Exercise | From the entries below, return every line that includes the word "JSON".

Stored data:
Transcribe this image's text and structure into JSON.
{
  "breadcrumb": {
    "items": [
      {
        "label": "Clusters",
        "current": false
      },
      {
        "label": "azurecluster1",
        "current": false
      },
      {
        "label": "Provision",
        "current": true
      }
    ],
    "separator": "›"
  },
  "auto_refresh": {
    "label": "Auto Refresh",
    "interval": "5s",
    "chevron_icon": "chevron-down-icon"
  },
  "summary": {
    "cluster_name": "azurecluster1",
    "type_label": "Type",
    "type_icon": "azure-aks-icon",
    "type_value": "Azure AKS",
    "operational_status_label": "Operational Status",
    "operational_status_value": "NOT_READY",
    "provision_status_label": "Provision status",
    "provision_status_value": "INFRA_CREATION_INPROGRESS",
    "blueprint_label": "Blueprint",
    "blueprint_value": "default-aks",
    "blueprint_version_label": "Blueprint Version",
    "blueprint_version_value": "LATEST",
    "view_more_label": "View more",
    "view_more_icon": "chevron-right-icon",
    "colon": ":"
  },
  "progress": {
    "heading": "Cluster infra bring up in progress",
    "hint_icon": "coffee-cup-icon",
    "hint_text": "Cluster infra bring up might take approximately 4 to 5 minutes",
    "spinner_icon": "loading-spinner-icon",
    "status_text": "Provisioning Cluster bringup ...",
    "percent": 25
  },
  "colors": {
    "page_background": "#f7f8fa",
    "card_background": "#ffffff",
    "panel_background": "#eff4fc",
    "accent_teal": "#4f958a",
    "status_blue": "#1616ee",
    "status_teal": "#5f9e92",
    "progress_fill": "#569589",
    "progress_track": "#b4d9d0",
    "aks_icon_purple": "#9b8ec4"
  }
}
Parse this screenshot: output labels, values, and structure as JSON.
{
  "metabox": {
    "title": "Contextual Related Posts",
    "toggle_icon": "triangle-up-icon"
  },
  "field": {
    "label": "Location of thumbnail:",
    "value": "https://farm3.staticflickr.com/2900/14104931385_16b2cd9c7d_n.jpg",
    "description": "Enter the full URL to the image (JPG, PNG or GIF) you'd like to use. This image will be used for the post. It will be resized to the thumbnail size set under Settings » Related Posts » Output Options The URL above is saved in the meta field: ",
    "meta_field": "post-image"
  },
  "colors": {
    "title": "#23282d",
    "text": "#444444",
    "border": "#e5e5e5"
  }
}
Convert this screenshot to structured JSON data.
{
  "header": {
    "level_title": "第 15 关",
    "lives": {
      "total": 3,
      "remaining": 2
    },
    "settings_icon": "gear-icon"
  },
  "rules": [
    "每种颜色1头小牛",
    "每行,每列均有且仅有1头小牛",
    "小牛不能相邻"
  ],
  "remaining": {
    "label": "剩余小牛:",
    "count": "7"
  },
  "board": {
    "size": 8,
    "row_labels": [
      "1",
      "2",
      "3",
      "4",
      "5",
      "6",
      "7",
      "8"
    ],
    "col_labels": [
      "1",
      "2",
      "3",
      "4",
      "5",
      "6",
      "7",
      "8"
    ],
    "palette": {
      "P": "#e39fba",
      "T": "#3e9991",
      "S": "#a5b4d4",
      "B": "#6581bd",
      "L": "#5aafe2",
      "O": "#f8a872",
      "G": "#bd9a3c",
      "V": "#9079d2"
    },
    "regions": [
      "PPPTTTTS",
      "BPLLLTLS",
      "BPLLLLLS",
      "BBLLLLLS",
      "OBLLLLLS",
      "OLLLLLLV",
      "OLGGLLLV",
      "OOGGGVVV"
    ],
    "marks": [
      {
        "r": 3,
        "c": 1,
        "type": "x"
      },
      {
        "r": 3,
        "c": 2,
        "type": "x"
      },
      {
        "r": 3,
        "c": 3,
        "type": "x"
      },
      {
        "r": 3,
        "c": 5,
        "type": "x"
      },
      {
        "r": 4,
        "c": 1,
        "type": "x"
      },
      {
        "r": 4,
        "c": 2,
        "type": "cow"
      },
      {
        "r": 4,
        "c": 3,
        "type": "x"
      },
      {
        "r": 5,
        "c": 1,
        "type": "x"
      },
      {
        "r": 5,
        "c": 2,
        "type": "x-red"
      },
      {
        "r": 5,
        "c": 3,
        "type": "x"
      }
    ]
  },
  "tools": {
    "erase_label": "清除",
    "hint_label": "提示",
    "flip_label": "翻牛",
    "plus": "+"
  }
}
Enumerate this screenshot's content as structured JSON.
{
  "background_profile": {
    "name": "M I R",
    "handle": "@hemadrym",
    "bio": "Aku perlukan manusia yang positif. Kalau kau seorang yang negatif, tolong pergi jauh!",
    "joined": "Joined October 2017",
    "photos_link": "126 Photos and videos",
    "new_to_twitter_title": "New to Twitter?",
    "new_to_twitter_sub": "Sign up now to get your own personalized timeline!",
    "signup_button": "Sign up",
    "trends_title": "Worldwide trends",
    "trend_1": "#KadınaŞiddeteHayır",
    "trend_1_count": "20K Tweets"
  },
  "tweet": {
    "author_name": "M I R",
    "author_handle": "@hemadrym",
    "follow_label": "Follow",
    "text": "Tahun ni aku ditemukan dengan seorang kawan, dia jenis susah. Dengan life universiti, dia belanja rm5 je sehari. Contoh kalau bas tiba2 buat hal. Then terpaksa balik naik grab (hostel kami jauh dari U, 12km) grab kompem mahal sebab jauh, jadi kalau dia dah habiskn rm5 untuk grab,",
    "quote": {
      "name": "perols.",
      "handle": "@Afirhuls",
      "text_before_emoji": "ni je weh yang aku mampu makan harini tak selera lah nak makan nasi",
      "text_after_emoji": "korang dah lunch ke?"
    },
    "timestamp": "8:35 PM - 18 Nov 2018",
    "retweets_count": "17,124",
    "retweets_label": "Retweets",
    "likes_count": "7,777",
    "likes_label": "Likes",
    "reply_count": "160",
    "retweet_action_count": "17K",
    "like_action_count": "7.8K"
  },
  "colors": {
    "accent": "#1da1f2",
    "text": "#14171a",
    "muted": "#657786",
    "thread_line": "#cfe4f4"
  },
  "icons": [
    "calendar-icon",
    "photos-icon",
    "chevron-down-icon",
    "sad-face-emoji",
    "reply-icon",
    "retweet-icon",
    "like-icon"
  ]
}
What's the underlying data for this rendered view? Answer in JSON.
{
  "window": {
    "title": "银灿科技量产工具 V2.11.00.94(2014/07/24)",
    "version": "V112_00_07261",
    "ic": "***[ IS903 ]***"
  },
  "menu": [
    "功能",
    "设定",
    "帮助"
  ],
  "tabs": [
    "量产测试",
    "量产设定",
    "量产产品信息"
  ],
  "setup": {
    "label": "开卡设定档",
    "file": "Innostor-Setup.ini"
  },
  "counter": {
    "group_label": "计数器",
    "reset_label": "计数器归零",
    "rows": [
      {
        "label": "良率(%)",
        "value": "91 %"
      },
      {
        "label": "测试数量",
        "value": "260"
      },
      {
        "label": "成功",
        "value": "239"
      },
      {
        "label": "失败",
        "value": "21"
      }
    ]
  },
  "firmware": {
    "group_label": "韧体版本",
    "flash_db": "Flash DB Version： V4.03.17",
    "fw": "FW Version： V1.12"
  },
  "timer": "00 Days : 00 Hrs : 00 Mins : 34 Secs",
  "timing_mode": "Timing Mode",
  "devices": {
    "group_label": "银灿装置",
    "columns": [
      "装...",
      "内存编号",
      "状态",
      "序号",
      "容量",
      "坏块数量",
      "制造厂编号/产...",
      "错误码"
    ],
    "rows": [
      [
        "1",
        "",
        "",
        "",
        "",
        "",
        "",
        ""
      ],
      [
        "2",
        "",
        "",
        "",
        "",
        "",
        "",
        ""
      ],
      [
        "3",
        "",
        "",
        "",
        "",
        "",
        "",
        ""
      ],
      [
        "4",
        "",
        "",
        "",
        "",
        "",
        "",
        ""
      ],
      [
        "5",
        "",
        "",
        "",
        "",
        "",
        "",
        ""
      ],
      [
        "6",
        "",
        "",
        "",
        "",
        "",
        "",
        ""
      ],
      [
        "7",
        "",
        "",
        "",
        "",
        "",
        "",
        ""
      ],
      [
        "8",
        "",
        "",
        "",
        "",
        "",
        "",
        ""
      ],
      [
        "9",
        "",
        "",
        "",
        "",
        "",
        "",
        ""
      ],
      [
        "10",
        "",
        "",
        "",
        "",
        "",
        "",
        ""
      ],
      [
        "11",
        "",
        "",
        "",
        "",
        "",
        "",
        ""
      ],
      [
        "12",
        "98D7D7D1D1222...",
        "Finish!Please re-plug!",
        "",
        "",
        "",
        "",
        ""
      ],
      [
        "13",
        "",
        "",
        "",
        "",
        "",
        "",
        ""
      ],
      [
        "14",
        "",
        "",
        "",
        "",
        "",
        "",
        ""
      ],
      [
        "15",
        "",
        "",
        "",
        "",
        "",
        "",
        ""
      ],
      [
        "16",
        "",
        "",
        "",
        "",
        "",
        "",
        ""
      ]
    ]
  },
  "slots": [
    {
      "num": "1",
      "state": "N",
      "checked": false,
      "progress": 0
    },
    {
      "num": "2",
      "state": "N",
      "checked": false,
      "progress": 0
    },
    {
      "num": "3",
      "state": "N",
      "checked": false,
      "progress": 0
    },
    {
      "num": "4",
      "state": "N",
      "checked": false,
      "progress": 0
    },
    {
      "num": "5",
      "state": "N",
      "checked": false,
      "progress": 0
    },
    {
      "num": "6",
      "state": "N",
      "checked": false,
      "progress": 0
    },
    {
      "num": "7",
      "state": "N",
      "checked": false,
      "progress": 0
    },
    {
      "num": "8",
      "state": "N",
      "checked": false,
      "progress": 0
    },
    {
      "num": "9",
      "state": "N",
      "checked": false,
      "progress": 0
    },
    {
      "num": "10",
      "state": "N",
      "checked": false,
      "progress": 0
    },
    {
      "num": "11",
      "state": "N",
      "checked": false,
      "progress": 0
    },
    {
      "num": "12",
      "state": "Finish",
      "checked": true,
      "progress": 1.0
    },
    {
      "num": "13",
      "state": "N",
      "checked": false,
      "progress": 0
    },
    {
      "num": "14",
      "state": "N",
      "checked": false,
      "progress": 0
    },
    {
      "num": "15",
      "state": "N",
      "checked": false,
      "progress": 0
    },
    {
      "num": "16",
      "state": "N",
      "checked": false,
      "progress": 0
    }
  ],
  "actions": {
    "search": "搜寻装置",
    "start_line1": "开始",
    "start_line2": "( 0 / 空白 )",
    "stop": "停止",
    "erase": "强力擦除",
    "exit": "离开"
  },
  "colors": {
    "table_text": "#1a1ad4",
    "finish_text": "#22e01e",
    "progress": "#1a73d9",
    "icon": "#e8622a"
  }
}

Written answer |
Transcribe this image's text and structure into JSON.
Parse this screenshot: output labels, values, and structure as JSON.
Convert this screenshot to structured JSON data.
Enumerate this screenshot's content as structured JSON.
What's the underlying data for this rendered view? Answer in JSON.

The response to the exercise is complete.